TASK BRIEF. From the entries, copy each line that includes "chemical".

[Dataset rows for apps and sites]
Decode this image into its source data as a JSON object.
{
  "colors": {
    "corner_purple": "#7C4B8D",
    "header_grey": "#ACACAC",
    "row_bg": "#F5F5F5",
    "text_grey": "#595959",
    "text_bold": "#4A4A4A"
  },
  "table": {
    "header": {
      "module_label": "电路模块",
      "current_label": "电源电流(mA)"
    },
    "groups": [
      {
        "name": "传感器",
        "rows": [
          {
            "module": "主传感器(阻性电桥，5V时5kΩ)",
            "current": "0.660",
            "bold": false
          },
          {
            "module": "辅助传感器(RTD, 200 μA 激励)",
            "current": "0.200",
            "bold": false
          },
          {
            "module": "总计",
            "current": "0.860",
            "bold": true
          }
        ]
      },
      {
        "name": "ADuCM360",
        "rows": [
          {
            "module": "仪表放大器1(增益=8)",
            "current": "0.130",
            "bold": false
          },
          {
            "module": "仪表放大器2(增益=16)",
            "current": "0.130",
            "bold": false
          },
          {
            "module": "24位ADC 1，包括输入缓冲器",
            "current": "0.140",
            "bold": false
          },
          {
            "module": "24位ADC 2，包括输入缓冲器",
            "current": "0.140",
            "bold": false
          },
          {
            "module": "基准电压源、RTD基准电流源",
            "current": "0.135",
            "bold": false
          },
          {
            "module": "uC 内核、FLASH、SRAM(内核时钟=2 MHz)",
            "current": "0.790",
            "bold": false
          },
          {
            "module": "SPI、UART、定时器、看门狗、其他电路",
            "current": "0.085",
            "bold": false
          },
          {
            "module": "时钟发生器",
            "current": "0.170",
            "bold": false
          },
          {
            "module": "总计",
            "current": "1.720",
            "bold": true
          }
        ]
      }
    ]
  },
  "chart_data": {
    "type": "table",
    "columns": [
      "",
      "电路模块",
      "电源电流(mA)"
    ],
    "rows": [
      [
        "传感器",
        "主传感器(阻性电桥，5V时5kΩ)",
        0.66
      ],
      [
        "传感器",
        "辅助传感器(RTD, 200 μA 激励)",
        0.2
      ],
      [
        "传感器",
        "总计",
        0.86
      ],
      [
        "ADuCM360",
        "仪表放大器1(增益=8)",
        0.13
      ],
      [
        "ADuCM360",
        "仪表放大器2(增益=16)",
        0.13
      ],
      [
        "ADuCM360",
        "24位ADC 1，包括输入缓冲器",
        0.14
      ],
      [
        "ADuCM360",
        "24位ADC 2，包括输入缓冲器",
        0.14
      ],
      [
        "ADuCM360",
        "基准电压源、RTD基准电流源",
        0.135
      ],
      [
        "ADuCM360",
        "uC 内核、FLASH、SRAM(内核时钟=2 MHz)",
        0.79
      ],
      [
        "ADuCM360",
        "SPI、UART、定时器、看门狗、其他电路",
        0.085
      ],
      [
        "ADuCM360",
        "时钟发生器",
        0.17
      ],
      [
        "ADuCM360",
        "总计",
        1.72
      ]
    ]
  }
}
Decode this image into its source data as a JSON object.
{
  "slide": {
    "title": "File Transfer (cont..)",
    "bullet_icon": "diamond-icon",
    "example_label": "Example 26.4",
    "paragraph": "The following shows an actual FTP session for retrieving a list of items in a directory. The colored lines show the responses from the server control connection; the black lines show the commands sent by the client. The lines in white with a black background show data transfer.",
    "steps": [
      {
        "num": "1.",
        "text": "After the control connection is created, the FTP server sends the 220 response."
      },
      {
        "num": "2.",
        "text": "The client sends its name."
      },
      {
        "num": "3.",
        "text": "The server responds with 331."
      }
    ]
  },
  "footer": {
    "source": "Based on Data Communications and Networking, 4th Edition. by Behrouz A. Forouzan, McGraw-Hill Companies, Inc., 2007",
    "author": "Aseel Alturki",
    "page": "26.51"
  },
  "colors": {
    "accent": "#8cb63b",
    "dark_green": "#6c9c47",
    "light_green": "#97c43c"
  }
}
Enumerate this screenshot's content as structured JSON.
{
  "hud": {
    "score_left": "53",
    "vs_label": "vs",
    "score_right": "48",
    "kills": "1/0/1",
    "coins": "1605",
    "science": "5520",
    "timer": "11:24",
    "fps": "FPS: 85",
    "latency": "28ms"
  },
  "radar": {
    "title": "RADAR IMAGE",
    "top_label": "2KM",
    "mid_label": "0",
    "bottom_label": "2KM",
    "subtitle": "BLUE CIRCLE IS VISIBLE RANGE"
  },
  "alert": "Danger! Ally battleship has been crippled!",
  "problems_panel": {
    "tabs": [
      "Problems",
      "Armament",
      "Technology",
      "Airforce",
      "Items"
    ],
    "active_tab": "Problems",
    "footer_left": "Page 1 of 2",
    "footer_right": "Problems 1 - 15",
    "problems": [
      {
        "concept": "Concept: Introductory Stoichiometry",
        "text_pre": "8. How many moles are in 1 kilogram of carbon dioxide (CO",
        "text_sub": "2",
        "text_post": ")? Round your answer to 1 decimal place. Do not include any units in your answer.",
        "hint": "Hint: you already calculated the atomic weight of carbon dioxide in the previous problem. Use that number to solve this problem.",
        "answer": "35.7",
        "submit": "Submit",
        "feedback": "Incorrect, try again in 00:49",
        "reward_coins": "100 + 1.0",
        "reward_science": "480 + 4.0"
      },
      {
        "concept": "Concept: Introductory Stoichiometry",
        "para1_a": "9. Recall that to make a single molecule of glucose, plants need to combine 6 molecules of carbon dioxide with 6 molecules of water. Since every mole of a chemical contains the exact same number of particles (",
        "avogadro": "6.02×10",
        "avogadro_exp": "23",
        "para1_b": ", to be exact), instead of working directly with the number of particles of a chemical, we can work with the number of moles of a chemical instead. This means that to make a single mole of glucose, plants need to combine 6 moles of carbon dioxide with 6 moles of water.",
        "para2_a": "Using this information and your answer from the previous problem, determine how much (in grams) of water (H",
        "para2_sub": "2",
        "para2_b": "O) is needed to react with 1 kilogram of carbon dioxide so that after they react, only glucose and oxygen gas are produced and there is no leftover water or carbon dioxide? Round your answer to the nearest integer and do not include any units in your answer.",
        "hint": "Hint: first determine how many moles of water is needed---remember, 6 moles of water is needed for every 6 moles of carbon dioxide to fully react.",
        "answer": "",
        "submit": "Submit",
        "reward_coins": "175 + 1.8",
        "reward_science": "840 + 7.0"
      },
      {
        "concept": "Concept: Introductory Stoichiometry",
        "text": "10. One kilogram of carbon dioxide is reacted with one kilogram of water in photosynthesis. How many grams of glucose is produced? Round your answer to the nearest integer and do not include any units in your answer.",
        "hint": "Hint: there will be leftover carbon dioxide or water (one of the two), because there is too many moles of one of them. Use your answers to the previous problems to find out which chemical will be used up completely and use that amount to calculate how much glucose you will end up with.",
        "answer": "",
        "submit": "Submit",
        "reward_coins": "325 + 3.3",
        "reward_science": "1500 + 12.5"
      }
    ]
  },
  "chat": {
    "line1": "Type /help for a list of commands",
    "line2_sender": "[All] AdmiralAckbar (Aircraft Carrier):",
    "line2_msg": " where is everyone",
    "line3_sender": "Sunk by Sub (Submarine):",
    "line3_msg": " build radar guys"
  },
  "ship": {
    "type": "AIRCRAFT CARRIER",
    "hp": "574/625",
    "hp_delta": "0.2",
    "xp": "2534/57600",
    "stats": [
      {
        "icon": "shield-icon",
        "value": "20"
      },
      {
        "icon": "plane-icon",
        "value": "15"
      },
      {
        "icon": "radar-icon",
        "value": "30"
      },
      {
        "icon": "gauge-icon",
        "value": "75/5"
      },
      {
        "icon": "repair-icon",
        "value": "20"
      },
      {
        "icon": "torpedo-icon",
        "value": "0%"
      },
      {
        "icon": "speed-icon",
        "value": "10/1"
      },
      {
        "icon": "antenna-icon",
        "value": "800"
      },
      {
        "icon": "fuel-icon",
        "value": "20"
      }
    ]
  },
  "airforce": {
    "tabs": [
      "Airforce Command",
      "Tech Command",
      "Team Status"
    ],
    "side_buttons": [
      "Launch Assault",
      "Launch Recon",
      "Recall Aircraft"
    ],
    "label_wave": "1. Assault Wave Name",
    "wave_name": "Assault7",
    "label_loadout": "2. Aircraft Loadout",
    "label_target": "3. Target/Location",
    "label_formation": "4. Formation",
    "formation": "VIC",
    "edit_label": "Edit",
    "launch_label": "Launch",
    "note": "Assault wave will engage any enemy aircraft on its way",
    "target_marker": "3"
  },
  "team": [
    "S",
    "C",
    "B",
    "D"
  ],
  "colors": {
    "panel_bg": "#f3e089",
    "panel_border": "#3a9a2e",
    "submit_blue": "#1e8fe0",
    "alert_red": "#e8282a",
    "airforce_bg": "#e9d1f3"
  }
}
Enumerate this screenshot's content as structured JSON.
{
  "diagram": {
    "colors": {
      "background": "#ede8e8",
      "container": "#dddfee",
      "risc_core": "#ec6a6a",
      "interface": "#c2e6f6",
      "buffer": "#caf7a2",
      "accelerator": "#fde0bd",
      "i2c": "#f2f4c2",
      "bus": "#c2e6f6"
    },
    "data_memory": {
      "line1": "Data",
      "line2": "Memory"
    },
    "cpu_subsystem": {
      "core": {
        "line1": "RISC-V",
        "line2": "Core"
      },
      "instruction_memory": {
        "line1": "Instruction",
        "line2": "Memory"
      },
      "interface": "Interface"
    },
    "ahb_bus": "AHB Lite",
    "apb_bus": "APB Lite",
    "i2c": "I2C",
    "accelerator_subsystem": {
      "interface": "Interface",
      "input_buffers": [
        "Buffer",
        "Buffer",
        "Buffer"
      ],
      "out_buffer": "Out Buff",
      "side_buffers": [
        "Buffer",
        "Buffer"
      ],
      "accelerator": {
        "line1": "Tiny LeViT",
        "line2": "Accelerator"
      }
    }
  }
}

ANSWER TO THIS PROBLEM.
        "para1_a": "9. Recall that to make a single molecule of glucose, plants need to combine 6 molecules of carbon dioxide with 6 molecules of water. Since every mole of a chemical contains the exact same number of particles (",
        "para1_b": ", to be exact), instead of working directly with the number of particles of a chemical, we can work with the number of moles of a chemical instead. This means that to make a single mole of glucose, plants need to combine 6 moles of carbon dioxide with 6 moles of water.",
        "hint": "Hint: there will be leftover carbon dioxide or water (one of the two), because there is too many moles of one of them. Use your answers to the previous problems to find out which chemical will be used up completely and use that amount to calculate how much glucose you will end up with.",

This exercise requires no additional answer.